- [Exercise instructions] Please show all lines of the records that include "panel".

(Saved entries)
+ + + + + + +

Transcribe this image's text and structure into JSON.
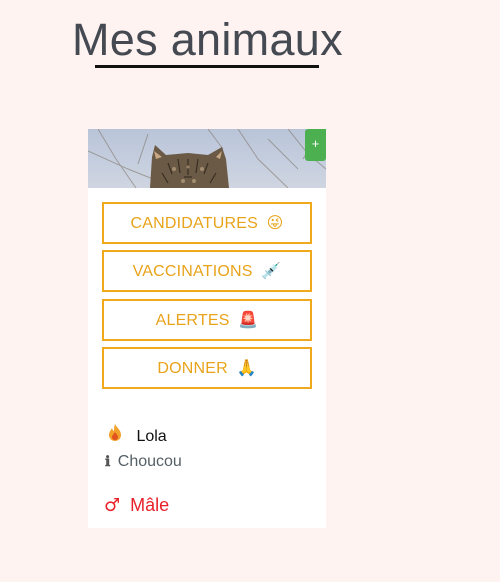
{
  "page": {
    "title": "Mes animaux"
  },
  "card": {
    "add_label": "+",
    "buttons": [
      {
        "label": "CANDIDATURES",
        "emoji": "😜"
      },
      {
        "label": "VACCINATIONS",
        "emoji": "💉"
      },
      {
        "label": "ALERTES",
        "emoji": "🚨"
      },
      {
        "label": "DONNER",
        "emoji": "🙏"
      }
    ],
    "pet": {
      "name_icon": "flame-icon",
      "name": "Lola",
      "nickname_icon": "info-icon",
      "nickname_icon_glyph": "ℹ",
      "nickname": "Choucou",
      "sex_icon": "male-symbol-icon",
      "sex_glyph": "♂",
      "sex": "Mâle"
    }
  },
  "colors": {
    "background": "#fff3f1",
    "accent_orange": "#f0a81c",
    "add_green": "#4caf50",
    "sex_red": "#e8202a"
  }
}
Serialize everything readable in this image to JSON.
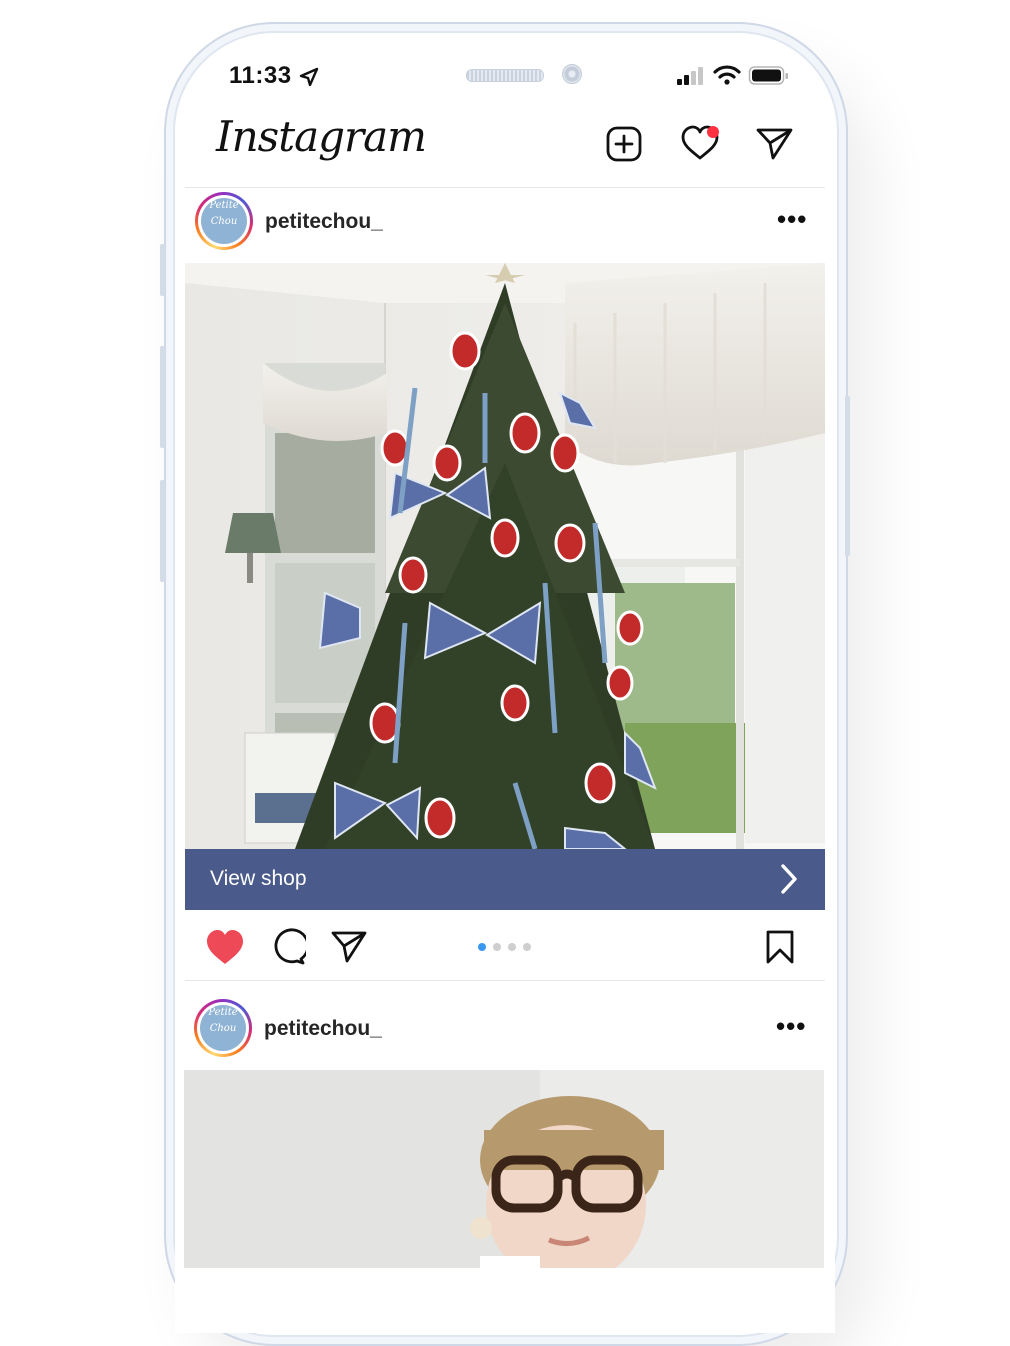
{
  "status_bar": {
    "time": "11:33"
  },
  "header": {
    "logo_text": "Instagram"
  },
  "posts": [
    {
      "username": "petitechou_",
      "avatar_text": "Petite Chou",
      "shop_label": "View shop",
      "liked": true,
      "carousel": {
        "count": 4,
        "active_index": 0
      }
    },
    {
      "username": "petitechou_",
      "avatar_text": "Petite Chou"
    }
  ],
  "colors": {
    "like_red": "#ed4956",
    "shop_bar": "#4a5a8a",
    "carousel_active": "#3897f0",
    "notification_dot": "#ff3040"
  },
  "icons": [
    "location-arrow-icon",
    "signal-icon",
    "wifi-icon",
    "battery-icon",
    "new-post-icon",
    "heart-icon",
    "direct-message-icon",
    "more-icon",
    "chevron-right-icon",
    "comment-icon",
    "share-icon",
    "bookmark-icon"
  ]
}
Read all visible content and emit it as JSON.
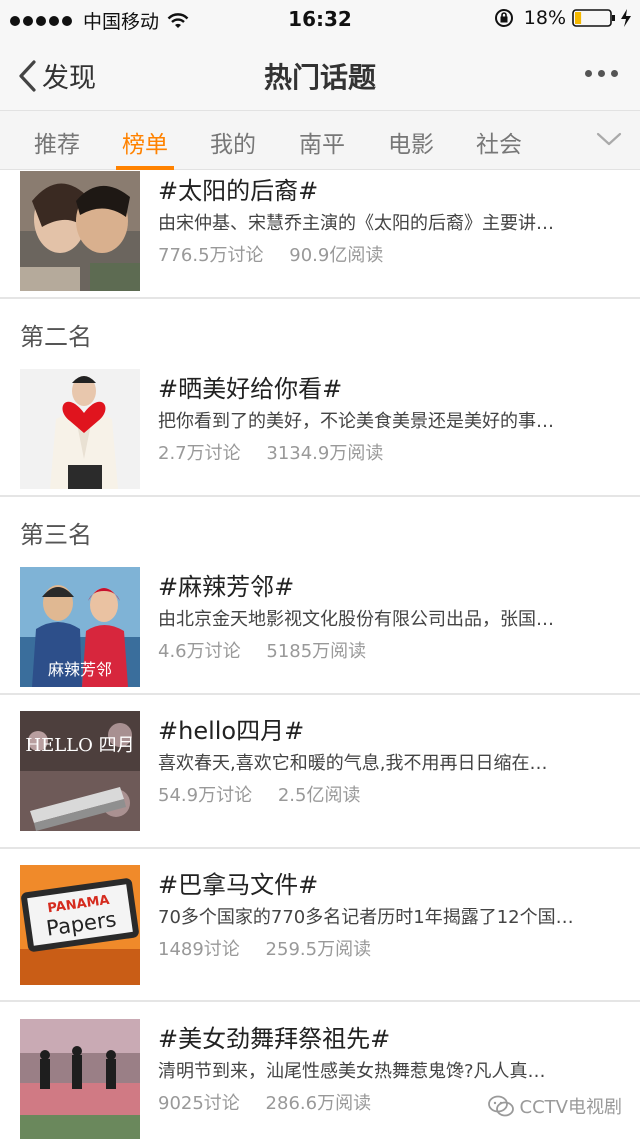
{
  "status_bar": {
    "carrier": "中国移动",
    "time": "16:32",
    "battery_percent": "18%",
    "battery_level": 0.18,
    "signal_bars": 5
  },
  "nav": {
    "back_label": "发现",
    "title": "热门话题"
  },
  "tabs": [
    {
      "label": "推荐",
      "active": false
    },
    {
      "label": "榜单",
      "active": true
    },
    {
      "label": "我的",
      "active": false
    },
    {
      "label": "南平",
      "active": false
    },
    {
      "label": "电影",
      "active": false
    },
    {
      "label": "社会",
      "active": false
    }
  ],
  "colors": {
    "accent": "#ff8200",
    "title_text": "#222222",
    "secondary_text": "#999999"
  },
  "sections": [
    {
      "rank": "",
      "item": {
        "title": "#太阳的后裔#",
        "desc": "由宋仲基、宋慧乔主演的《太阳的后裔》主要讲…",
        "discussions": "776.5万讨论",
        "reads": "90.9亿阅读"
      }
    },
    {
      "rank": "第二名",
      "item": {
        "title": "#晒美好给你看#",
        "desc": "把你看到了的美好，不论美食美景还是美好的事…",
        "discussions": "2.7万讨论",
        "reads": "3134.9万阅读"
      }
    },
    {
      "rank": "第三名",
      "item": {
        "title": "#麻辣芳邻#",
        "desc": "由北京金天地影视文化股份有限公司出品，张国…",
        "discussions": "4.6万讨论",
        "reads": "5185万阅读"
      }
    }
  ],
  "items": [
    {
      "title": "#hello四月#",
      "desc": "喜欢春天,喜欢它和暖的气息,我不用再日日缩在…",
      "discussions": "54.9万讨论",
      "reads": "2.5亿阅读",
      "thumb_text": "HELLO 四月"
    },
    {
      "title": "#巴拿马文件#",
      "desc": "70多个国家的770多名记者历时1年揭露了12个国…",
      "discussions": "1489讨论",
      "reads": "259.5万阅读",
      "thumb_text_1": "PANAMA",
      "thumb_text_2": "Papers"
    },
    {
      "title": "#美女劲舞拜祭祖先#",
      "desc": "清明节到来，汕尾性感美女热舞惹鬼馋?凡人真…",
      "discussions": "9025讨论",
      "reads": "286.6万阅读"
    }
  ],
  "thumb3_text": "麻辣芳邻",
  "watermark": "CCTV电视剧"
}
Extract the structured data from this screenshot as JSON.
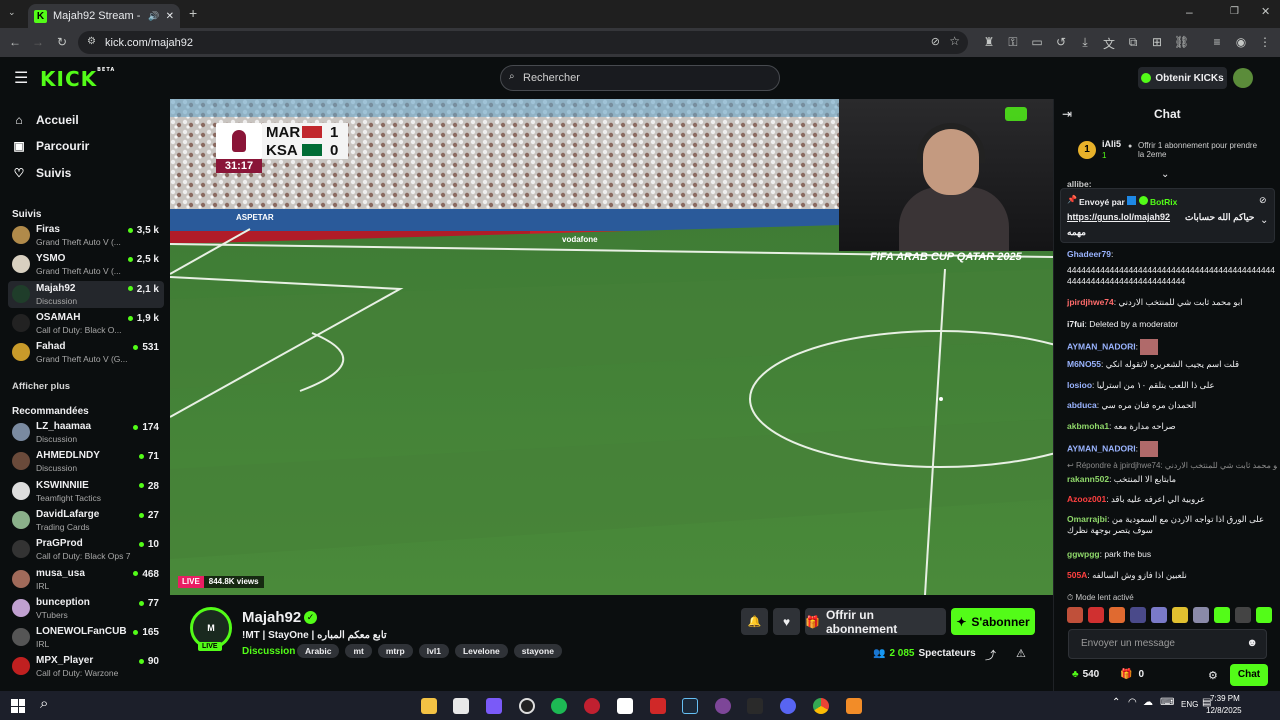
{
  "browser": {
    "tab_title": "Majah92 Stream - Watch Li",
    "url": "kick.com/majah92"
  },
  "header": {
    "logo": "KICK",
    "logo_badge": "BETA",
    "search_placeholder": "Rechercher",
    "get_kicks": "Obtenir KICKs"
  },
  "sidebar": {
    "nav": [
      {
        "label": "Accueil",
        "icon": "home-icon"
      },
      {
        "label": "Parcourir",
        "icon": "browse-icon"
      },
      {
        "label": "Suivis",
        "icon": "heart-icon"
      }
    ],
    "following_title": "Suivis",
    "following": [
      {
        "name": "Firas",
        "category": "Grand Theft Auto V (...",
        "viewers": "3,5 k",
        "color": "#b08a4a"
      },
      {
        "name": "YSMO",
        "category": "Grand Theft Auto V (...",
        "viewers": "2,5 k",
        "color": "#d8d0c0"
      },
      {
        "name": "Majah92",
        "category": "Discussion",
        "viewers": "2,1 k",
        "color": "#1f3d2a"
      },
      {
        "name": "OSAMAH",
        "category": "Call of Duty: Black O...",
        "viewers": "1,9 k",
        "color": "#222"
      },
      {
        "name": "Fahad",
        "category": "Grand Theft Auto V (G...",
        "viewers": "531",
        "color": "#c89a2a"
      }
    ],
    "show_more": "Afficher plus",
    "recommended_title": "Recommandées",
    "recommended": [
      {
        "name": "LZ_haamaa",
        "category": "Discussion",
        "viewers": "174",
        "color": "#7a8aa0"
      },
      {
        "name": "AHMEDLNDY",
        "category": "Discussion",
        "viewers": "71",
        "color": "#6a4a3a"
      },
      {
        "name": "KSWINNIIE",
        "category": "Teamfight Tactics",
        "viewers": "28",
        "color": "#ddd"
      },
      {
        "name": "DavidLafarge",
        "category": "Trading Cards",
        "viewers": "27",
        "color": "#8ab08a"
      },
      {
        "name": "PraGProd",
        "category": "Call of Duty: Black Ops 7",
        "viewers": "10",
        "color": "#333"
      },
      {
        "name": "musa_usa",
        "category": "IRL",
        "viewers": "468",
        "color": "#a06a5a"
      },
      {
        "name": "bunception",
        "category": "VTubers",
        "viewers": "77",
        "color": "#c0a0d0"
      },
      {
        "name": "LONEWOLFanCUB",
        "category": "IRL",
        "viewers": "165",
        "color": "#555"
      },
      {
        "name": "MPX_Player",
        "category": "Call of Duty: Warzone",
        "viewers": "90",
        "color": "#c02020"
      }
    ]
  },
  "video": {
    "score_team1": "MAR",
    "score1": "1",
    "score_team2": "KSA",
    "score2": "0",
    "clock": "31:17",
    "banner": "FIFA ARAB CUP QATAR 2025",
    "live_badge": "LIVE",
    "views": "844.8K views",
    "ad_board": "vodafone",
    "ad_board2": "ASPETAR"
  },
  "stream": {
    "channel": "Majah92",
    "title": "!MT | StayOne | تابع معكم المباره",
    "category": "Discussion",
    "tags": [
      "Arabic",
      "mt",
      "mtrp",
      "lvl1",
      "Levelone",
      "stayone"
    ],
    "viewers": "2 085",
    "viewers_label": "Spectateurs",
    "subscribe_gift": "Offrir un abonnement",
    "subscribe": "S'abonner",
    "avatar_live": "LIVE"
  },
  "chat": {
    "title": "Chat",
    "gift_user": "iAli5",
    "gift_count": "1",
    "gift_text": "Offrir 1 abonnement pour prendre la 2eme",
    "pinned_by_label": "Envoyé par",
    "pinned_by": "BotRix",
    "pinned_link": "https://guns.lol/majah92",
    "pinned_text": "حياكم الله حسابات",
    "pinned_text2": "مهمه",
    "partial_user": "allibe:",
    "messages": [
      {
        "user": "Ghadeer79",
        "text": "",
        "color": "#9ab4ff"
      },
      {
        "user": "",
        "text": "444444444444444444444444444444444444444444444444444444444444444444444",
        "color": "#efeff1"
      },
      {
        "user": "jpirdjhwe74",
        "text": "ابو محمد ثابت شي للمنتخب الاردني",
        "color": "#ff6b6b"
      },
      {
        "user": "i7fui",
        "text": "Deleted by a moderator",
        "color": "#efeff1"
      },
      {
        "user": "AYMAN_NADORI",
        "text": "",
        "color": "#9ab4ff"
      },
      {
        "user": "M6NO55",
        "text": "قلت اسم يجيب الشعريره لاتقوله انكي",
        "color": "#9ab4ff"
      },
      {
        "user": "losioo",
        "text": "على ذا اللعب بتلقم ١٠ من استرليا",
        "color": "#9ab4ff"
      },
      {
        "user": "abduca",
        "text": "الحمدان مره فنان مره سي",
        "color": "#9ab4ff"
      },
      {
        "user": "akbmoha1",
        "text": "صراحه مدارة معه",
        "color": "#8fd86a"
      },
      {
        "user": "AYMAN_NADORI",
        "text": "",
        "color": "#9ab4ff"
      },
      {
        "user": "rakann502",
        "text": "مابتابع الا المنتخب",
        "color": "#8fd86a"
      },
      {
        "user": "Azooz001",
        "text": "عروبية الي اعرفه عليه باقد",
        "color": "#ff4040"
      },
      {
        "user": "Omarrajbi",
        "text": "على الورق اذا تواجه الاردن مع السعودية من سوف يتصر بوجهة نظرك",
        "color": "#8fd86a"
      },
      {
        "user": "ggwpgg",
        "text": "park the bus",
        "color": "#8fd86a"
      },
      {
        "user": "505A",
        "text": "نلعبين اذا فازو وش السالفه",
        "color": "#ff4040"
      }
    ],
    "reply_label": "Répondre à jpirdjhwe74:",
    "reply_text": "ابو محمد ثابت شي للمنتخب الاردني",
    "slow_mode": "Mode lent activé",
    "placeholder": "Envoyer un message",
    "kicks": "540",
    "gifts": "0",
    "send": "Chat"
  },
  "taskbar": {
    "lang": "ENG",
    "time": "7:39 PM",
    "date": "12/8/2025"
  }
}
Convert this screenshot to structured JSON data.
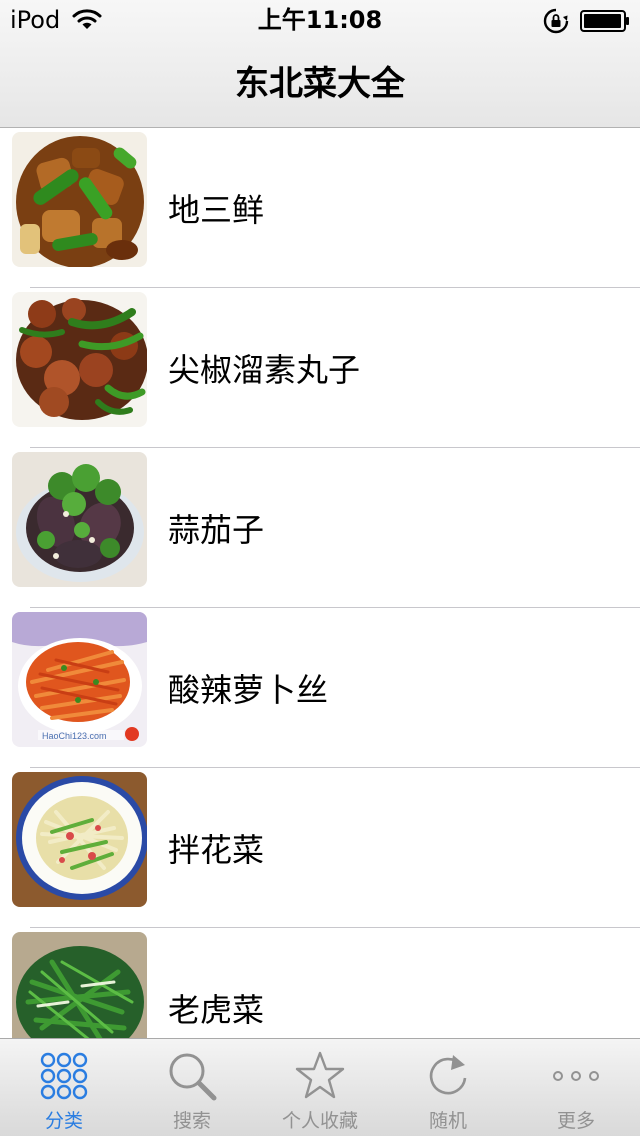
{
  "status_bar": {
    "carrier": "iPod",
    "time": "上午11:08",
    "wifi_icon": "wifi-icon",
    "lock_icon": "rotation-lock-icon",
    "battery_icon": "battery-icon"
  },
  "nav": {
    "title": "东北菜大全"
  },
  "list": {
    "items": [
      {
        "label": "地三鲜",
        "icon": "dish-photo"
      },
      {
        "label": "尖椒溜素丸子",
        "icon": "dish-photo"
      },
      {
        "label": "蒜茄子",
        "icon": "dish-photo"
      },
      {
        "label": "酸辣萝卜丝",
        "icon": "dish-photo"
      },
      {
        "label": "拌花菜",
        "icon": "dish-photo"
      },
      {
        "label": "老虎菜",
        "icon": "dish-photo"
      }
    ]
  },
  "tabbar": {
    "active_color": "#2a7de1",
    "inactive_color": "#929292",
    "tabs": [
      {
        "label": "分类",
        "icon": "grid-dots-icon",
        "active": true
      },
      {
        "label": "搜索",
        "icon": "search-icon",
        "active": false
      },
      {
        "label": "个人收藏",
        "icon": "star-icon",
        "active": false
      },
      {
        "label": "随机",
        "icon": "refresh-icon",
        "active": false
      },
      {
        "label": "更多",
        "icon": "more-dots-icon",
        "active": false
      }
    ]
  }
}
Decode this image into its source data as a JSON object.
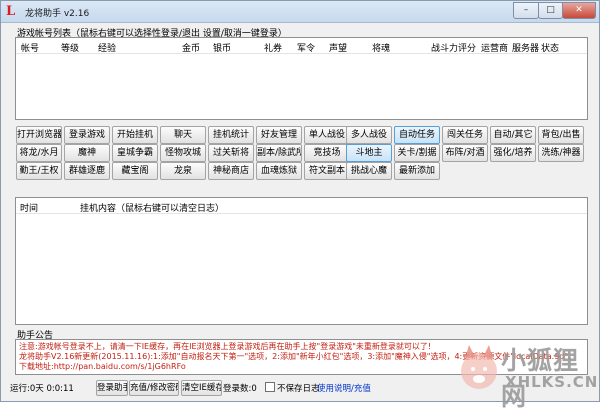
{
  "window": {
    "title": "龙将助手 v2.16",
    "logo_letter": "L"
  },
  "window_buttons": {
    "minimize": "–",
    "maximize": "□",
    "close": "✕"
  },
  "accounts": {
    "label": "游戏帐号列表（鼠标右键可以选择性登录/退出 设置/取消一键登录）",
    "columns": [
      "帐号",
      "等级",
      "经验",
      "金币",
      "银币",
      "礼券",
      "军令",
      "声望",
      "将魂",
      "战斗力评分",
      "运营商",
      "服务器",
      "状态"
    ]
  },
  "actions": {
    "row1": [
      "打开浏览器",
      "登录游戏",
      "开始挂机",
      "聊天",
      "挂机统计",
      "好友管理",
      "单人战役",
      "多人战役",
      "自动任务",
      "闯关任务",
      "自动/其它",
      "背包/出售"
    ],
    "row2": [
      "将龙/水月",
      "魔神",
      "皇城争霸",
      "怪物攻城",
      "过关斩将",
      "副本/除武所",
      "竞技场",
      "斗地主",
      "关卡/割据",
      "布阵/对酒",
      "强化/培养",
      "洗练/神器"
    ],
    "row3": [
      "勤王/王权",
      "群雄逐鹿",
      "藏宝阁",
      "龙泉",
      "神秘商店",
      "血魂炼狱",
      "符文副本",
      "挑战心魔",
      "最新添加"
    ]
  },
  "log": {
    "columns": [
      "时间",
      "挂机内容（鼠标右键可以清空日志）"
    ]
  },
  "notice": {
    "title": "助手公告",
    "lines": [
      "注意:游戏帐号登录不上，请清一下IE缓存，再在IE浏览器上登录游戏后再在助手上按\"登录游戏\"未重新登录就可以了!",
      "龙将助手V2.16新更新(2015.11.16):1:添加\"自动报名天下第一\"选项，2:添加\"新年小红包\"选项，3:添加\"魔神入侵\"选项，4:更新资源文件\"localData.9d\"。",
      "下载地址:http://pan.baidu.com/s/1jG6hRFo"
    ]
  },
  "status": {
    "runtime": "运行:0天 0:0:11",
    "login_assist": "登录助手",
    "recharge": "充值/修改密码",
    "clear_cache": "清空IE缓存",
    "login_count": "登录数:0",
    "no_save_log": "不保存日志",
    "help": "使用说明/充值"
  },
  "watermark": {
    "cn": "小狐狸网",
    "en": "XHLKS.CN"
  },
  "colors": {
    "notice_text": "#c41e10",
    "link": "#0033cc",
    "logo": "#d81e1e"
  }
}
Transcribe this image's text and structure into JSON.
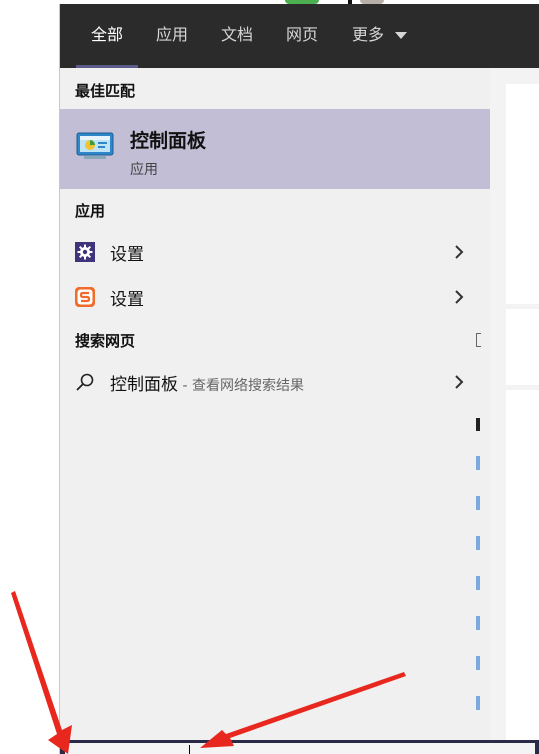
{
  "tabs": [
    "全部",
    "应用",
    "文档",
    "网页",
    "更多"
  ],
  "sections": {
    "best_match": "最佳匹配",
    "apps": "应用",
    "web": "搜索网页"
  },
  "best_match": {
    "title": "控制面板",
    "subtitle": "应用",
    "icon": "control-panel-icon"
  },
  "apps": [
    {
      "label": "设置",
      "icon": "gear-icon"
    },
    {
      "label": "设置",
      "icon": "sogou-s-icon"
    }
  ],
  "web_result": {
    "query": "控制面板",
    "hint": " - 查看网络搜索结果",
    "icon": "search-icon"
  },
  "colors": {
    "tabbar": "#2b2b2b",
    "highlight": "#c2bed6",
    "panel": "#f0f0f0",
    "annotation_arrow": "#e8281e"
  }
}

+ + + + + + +

- [Reply]
    "icon": "control-panel-icon"
    "panel": "#f0f0f0",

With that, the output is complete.